You’ve seen them before. The light-hearted, big (usually American) family gathering wedding movie where personal issues resurface, secrets collide and calamity ensues. However, it’s always the overriding sense of warmth within these films (I hope you don’t need me to list examples by the way) that endures within the narrative and wins out in the end. The Big Wedding boasts a lusty cast with the likes of Robert De Niro, Diane Keaton, Robin Williams, Susan Sarandon, Amanda Seyfried, Topher Grace, Katherine Heigl and Ben Barnes.

Notwithstanding, the huge cast plays a rather irresolute role in the overall success of the film. What I mean to say is, with none of these established stars really providing the goods they are know best for to elevate the material; most of the roles would have been just as well served played by unknowns. To be totally honest, it may have even aided my belief in the characters and I wouldn’t have been plagued be flashbacks of roles the likes of De Niro used to push for.

In a nutshell, The Big Wedding centres on the Griffin family. De Niro plays Don Griffin, who’s currently savouring a relationship with his divorced wife’s best friend. Don has a son, a daughter and an adopted son – Alejandro, and it’s Alejandro who’s getting married. Each character, of course, has their own personal malaise to deal with but it’s the news that Alejandro’s devout Catholic biological mother, Madonna (Patricia Rae), will be attending the wedding that causes the central friction, meaning Don and his ex-wife have to pretend they’re still a happily married couple.

So what I can I say about The Big Wedding that you won’t have already guessed going into it?

I guess an obvious matter to address from that previous riddle-like line is my implication that The Big Wedding is predictable. In short, I suppose it will be for most viewers. Having said that, this in no way means it’s all been there, done that, bought the T-shirt bunk. Although the sterner beasts among you will think the latter, I’m going to go out on a limb here (but just the one) and suggest that the film has some nuggets that will certainly bring out a grin on your face. For the benefit of those who didn’t give up after my use of the word predictable, on the basis of my underlying negativity, let’s start on a good foot.

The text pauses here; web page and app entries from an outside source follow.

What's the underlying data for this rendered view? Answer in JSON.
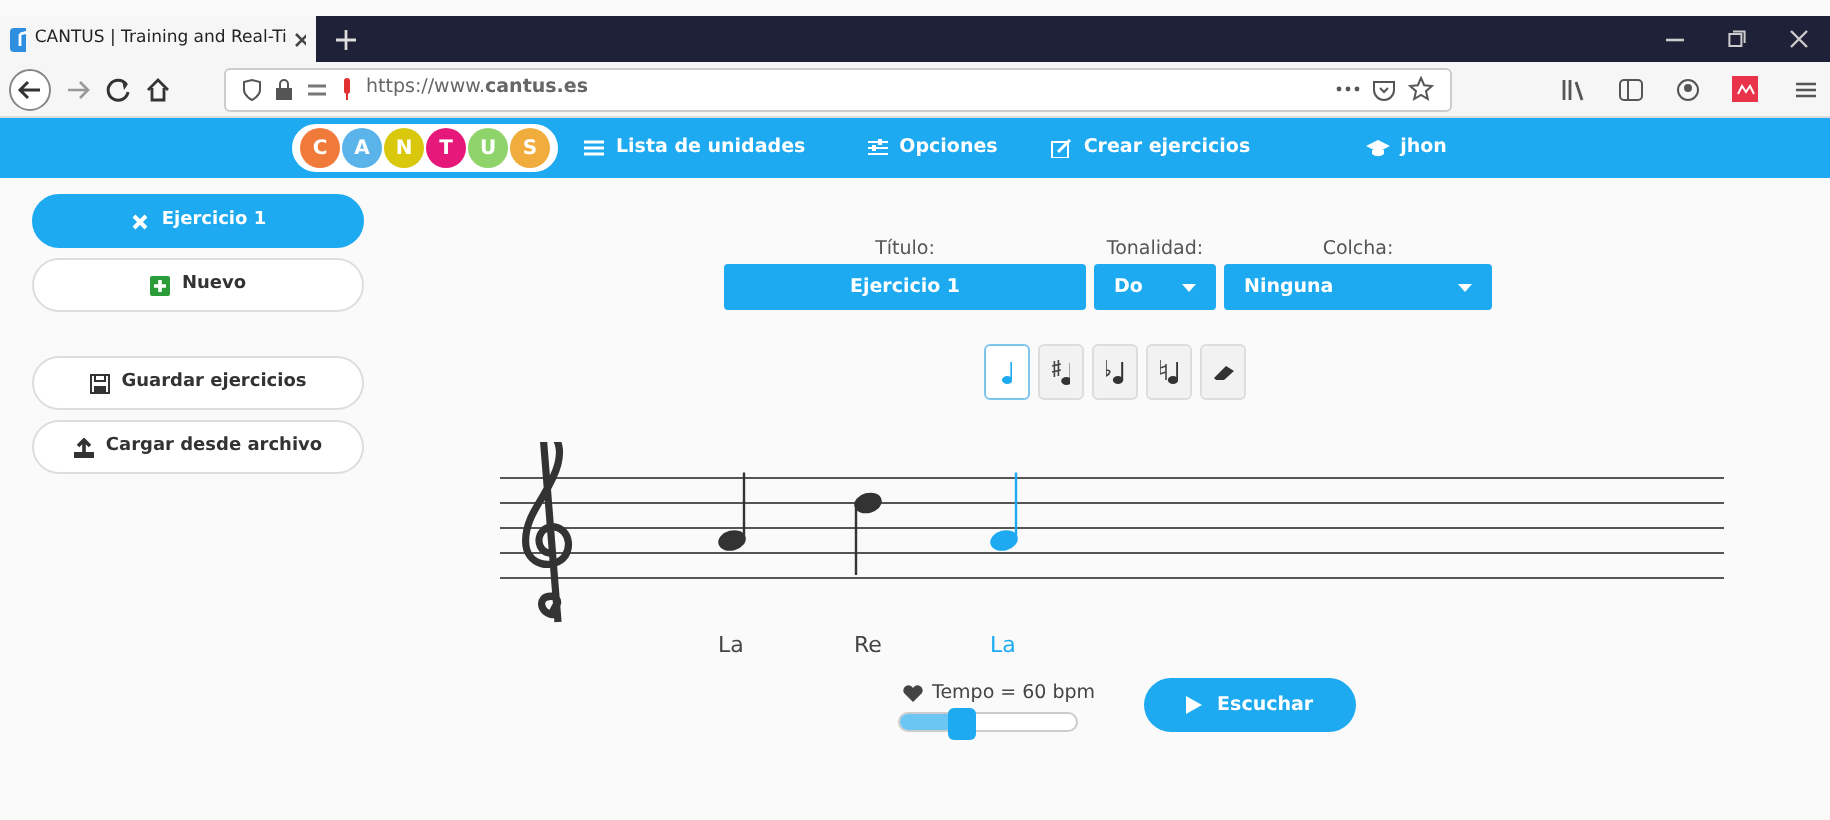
{
  "browser": {
    "tab_title": "CANTUS | Training and Real-Ti",
    "url": "https://www.**cantus.es**"
  },
  "logo": [
    {
      "letter": "C",
      "color": "#f07a3a"
    },
    {
      "letter": "A",
      "color": "#5ab4ea"
    },
    {
      "letter": "N",
      "color": "#d9c80c"
    },
    {
      "letter": "T",
      "color": "#e6197a"
    },
    {
      "letter": "U",
      "color": "#8fd36b"
    },
    {
      "letter": "S",
      "color": "#f0ad3e"
    }
  ],
  "nav": [
    {
      "kind": "list",
      "label": "Lista de unidades"
    },
    {
      "kind": "options",
      "label": "Opciones"
    },
    {
      "kind": "edit",
      "label": "Crear ejercicios"
    },
    {
      "kind": "user",
      "label": "jhon"
    }
  ],
  "sidebar": [
    {
      "kind": "close",
      "label": "Ejercicio 1",
      "selected": true
    },
    {
      "kind": "add",
      "label": "Nuevo",
      "selected": false
    },
    {
      "kind": "save",
      "label": "Guardar ejercicios",
      "selected": false
    },
    {
      "kind": "upload",
      "label": "Cargar desde archivo",
      "selected": false
    }
  ],
  "form": {
    "title": {
      "label": "Título:",
      "value": "Ejercicio 1"
    },
    "key": {
      "label": "Tonalidad:",
      "value": "Do"
    },
    "quilt": {
      "label": "Colcha:",
      "value": "Ninguna"
    }
  },
  "tools": [
    {
      "kind": "note",
      "selected": true
    },
    {
      "kind": "sharp",
      "selected": false
    },
    {
      "kind": "flat",
      "selected": false
    },
    {
      "kind": "natural",
      "selected": false
    },
    {
      "kind": "eraser",
      "selected": false
    }
  ],
  "notes": [
    {
      "kind": "a4",
      "name": "La",
      "selected": false
    },
    {
      "kind": "d5",
      "name": "Re",
      "selected": false
    },
    {
      "kind": "a4",
      "name": "La",
      "selected": true
    }
  ],
  "tempo": {
    "label": "Tempo = 60 bpm",
    "level": 0.35
  },
  "play_button": "Escuchar"
}
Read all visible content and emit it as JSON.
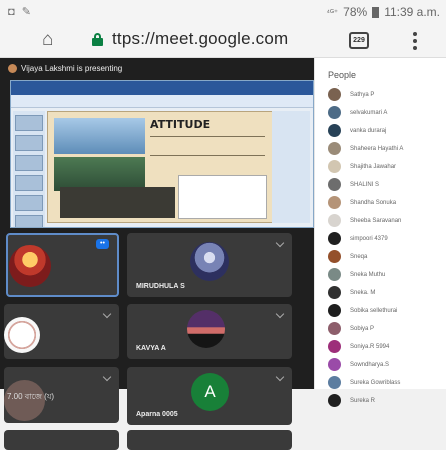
{
  "status": {
    "left": "◘ ✎",
    "signal": "⁴ᴳ⁺",
    "battery": "78%",
    "time": "11:39 a.m."
  },
  "browser": {
    "url": "ttps://meet.google.com",
    "tab_count": "229",
    "icons": [
      "home-icon",
      "lock-icon",
      "tab-switcher-icon",
      "more-vert-icon"
    ]
  },
  "meet": {
    "presenting_text": "Vijaya Lakshmi is presenting",
    "slide_title": "ATTITUDE",
    "tiles": [
      {
        "name": "",
        "color": "#3a3a3a"
      },
      {
        "name": "MIRUDHULA S",
        "color": "#3a3a3a"
      },
      {
        "name": "",
        "color": "#3a3a3a"
      },
      {
        "name": "KAVYA A",
        "color": "#3a3a3a"
      },
      {
        "name": "",
        "color": "#3a3a3a"
      },
      {
        "name": "Aparna 0005",
        "color": "#3a3a3a"
      }
    ],
    "small_tile_text": "7.00 বাজে (য)",
    "letter": "A",
    "active_badge": "••"
  },
  "people": {
    "title": "People",
    "count_hint": "·",
    "participants": [
      {
        "name": "Sathya P",
        "color": "#7a6250"
      },
      {
        "name": "selvakumari A",
        "color": "#4d6b86"
      },
      {
        "name": "vanka duraraj",
        "color": "#284257"
      },
      {
        "name": "Shaheera Hayathi A",
        "color": "#9a8b78"
      },
      {
        "name": "Shajitha Jawahar",
        "color": "#d2c6b1"
      },
      {
        "name": "SHALINI S",
        "color": "#6d6d6d"
      },
      {
        "name": "Shandha Sonuka",
        "color": "#b59478"
      },
      {
        "name": "Sheeba Saravanan",
        "color": "#d8d4cf"
      },
      {
        "name": "simpoori 4379",
        "color": "#202020"
      },
      {
        "name": "Sneqa",
        "color": "#94502b"
      },
      {
        "name": "Sneka Muthu",
        "color": "#7a8a86"
      },
      {
        "name": "Sneka. M",
        "color": "#303030"
      },
      {
        "name": "Sobika sellethurai",
        "color": "#1e1e1e"
      },
      {
        "name": "Sobiya P",
        "color": "#8d5e6b"
      },
      {
        "name": "Soniya.R 5994",
        "color": "#9d2f7a"
      },
      {
        "name": "Sowndharya.S",
        "color": "#9a4ba8"
      },
      {
        "name": "Sureka Gowriblass",
        "color": "#5c7da0"
      },
      {
        "name": "Sureka R",
        "color": "#1f1f1f"
      }
    ]
  }
}
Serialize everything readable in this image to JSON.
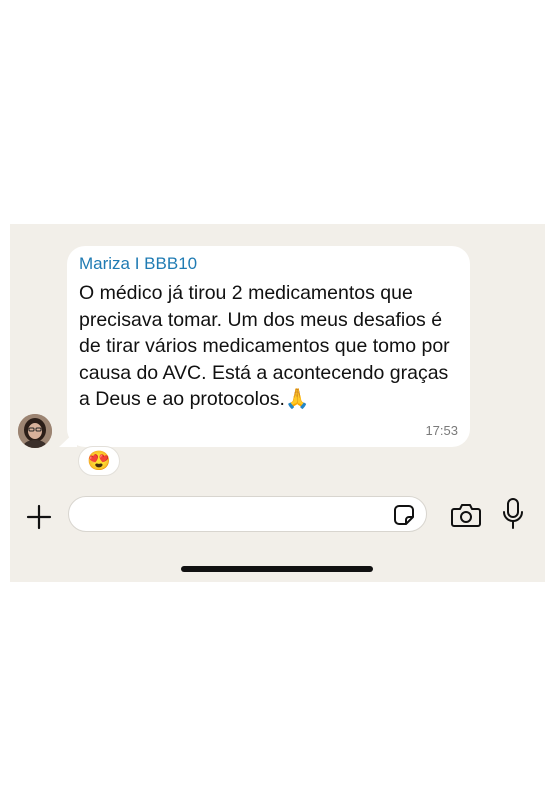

First and foremost, The Big Wedding never overdoes melodrama and never becomes overly sappy. Yes, there are one or two heart-to-hearts and moments of angst, but these moments aren’t dwelled upon meaning the potential fluff is reigned in. Second, I appreciate the fact that there’s no villain – I don’t know why, I just do. Even the characters you’d expect to be portrayed as jerks aren’t ever really vilified and are still accepted by the film’s end. The overriding strength of The Big Wedding is that it is filled with a plethora of divergent characters who are very likeable. The film feels like one of those lazy Saturday afternoon movies everyone loves to watch lounging around on the sofa.

This begs the question as to why this film might not be such a fulfilling cinema experience. The scripting is somewhat disparate, the plot is particularly lightweight, and the general setting just doesn’t feel as realistic as it probably could have and should have. Given the film’s task in hand, the last point is actually fairly minor, so I’ll get to the main stumbling block – the comedy! Whilst minor retorts between characters are actually fairly amusing, the big gags, the slapstick, set pieces, and the plot climaxes don’t quite hit home, especially in terms of humour. This is partly because the comedy is a bit too predictable, terribly telegraphed and executed but it’s also down to the iffy plot devices they’ve had to put in place to reach these culminations – Don being drunk out of nowhere is a particular example.

Overall, there will be films a lot worse to come out this year and The Big Wedding will certainly cater for an audience, providing them a very rewarding experience. After all, despite any shortcomings, the film is adeptly put together, relatively inoffensive and will most likely have you leaving the auditorium on a high. It is just a shame and a surprise that, given the talent involved, I can’t help but think you’ll be wanting or expecting something more. You’re also probably wondering, an entire film review of a comedy with Robin Williams and I didn’t even mention him (not sure if that’s my fault or theirs).

The Big Wedding will be celebrated from the 29th of May in UK cinemas.